What is being asked: Copy out each line of the material below that holds the string "legend".
*** Opening of Working data ***
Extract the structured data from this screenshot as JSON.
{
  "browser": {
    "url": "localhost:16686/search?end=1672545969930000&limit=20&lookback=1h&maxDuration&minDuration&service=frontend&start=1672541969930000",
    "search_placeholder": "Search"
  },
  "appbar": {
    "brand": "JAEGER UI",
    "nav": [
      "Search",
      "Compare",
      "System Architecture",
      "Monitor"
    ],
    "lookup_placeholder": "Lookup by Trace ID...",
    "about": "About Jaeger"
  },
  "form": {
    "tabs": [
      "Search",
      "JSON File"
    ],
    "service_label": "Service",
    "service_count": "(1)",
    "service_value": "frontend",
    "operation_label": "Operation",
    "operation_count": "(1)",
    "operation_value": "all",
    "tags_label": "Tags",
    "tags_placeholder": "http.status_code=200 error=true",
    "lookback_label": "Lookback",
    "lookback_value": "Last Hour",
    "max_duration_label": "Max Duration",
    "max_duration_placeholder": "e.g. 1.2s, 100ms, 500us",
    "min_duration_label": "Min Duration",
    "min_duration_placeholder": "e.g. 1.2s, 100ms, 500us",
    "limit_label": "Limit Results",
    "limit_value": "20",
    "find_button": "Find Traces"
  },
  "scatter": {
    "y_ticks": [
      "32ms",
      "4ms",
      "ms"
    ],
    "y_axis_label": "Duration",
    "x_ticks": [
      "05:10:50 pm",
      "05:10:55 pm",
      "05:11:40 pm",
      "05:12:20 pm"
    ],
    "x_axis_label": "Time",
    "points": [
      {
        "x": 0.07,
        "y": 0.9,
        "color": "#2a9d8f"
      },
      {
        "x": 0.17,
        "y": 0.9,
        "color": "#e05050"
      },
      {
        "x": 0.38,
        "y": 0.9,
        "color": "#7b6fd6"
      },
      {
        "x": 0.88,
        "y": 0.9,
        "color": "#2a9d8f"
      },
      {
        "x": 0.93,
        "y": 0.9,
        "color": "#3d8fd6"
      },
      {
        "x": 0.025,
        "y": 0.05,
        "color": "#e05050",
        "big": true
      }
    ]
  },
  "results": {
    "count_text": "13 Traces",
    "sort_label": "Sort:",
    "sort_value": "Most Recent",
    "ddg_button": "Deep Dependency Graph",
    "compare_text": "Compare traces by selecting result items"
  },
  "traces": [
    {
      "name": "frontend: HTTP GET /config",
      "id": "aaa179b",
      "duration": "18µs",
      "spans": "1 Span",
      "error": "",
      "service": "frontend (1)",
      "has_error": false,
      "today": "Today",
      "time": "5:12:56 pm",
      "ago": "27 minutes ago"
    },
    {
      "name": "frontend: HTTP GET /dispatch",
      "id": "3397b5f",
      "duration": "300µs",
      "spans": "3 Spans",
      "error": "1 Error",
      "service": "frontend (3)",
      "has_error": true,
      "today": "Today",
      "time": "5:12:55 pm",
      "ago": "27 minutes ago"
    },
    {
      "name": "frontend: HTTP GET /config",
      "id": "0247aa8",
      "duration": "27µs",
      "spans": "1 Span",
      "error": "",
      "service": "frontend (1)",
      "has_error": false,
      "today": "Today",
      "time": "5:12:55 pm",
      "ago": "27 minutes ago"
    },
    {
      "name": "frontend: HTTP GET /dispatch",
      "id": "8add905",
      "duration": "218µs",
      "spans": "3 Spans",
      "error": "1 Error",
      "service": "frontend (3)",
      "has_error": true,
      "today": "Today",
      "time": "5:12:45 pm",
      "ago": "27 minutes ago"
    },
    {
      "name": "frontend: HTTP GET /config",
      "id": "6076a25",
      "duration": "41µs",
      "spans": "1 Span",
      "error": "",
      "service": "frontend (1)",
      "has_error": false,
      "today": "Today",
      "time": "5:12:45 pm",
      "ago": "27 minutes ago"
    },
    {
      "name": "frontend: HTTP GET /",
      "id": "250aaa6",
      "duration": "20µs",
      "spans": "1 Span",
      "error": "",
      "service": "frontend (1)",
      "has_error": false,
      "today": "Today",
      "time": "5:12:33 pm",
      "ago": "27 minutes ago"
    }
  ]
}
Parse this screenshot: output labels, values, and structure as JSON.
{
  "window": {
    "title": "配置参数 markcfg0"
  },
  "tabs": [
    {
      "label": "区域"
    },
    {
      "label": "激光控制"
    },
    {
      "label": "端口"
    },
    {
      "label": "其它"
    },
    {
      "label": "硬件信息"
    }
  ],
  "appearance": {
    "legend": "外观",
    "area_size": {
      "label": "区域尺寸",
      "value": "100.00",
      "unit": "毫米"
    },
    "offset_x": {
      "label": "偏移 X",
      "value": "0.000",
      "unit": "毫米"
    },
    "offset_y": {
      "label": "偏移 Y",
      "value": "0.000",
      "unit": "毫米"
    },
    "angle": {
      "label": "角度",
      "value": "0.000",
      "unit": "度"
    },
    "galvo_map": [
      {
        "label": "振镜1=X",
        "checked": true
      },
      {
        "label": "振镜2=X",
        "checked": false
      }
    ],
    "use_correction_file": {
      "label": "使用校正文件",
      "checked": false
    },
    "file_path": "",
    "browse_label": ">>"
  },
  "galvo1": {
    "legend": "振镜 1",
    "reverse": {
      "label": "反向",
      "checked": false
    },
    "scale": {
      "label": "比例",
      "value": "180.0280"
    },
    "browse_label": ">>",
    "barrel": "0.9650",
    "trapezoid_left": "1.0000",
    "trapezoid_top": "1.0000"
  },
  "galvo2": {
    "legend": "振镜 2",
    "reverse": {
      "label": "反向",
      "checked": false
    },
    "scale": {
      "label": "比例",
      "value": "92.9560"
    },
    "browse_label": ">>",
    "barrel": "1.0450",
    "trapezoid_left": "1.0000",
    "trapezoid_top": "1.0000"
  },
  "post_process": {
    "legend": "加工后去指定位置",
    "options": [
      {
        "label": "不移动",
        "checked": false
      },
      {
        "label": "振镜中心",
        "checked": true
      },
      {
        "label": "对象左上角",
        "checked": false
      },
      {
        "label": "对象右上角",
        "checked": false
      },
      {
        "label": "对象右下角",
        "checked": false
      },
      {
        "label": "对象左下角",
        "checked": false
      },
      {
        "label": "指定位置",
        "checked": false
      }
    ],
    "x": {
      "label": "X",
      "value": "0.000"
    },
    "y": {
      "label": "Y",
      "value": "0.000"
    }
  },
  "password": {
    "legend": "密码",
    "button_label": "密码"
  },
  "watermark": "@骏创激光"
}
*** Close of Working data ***
Expected answer:
    "legend": "外观",
    "legend": "振镜 1",
    "legend": "振镜 2",
    "legend": "加工后去指定位置",
    "legend": "密码",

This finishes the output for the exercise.